What at first seemed to be a replica, over time revealed itself to house a juxtaposition of historical objects from the collection as well. A small, rough-hewn ceramic owl tucked into a niche melds perfectly with the groovy room, but is in fact an English Staffordshire work from the late-eighteenth century. It is an object out of time, reappearing in another age. The fact that this little owl feels like it is from the 1970s begs viewers to ask why. What is the difference in the maker’s intent as opposed to the viewer’s interpretation? How does context affect how we see historical objects?
These types of questions and many more challenge viewers. Another McCaw-Budsberg collaboration offers a room that someone appears to have just left. Apothecary bottles, powders, and crushed and dried plants litter tables, chairs, rugs and the floor. It appears someone has collected this ephemera from the outdoors to create… What? For whom? We are left to conclude our own narrative from the magical objects and possibilities left behind by a mysteriously absent figure. The room is an invitation to speculate and to imagine.
There are no didactic materials or wall texts. The viewer discovers and provides as much information as the objects themselves. Architectural students from the University of Wisconsin-Milwaukee build their own rooms on the grounds as an assignment. Maker spaces are available for students to carve, forge and physically connect with the process of creation. The Foundation has developed to give viewers tools to understand a quintessential truth about history, that it is never linear, and that it belongs as much to the present, and to the personal, as it ever has the past.
Wandering the grounds and rooms of the large house and buildings, I was struck by how empty and quiet it all was. We were the only guests. The campus can’t be visited by large groups, as it sits in a ritzy, residential neighborhood. Buses are not allowed. I was struck by how perfectly the property echoes the isolation and distance that the pandemic has caused. Looking at the world from a quiet remove seems to be how we interact more often than not these days. I felt this place reflected our times in psychological as well as physical ways. Although sequestered, the Chipstone Foundation has created indelible marks on the study of art and how we experience it. (Rafael Francisco Salas)

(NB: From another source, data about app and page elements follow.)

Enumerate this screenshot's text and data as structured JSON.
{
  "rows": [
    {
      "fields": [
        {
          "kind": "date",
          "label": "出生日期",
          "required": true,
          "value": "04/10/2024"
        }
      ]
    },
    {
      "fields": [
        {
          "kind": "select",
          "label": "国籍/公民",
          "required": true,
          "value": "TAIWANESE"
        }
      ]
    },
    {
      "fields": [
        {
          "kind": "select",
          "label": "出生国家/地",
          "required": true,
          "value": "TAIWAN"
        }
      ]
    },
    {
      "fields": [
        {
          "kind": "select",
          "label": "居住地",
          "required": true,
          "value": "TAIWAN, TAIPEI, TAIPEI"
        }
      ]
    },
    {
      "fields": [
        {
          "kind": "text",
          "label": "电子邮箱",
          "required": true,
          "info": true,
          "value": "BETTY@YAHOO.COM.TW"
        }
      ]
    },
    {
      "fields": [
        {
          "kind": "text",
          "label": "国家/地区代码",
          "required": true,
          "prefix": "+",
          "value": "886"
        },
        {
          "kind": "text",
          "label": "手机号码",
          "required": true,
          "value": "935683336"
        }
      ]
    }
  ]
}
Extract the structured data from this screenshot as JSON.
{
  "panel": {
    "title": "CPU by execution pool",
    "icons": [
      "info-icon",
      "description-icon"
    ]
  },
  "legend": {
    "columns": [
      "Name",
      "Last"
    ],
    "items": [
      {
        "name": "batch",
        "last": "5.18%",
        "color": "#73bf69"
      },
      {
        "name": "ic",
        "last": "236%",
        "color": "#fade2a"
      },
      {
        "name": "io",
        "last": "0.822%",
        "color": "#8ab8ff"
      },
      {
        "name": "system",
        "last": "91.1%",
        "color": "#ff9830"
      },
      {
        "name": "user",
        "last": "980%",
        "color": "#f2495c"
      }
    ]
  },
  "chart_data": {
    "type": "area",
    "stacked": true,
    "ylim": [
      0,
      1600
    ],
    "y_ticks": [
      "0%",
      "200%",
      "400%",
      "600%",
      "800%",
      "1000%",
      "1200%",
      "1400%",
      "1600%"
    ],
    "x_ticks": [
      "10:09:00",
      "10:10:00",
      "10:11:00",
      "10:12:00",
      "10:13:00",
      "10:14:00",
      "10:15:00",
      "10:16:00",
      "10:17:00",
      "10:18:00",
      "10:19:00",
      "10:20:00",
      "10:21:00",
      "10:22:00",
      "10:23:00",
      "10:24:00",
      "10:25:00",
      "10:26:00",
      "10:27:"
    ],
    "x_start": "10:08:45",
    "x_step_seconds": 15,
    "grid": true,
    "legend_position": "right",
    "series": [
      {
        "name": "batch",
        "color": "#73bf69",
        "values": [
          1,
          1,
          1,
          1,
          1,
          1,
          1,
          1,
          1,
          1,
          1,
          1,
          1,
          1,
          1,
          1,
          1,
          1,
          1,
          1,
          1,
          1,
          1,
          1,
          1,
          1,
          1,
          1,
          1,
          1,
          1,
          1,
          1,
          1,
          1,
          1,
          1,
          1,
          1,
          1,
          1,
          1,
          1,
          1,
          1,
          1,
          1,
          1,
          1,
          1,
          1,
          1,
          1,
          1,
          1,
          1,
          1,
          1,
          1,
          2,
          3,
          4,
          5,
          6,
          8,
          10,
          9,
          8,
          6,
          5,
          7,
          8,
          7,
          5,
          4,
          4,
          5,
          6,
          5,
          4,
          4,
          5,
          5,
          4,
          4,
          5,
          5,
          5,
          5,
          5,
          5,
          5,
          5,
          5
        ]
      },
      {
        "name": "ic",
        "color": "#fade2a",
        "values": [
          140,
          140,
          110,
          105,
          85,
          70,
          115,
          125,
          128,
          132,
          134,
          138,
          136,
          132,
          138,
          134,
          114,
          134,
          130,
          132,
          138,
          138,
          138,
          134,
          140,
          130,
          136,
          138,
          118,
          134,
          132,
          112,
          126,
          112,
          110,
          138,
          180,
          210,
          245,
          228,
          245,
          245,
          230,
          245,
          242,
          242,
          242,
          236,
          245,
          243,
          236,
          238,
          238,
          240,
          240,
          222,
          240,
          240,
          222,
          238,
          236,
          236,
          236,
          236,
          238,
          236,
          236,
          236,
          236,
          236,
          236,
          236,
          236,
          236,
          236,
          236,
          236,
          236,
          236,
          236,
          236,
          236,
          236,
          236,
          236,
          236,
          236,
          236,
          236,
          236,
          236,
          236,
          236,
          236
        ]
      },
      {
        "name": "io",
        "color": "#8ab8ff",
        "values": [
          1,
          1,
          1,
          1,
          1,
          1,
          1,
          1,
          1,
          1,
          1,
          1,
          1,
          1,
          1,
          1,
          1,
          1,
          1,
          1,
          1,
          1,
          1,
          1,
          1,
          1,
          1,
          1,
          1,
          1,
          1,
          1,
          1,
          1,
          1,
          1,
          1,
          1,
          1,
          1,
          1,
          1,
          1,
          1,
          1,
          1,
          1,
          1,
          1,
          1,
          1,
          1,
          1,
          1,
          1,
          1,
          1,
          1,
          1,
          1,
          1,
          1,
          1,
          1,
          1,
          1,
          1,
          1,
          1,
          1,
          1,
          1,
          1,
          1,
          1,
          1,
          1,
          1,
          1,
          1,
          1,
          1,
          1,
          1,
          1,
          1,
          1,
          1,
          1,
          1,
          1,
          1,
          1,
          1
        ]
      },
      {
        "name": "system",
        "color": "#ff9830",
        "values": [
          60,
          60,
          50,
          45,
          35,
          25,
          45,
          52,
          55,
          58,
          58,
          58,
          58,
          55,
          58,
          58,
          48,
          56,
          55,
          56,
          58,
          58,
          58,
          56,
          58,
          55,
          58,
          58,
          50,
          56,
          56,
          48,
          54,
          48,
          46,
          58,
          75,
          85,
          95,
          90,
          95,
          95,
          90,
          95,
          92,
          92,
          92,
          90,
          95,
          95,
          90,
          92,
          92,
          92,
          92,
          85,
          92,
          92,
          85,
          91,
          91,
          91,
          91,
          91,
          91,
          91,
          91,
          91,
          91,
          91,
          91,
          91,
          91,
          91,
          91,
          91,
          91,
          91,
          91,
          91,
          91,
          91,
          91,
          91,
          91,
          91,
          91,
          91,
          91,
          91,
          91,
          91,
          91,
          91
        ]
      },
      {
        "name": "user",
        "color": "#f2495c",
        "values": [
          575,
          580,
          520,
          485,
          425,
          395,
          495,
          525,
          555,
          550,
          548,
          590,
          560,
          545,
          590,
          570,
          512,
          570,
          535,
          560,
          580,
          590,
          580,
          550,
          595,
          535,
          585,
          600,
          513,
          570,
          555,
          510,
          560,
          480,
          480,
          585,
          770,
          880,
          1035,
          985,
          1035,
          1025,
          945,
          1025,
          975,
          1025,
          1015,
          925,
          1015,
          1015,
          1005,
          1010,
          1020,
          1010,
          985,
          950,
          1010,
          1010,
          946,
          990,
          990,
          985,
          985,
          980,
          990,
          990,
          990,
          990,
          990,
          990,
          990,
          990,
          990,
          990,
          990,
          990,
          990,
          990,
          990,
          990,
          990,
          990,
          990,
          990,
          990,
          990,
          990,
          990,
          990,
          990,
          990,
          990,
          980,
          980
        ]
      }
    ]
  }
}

The Chipstone Foundation is open by appointment only. Other ways to engage with Chipstone collections include its galleries at the Milwaukee Art Museum, videos and resources online and at the University of Wisconsin-Madison’s Library for the Decorative Arts and Material Culture.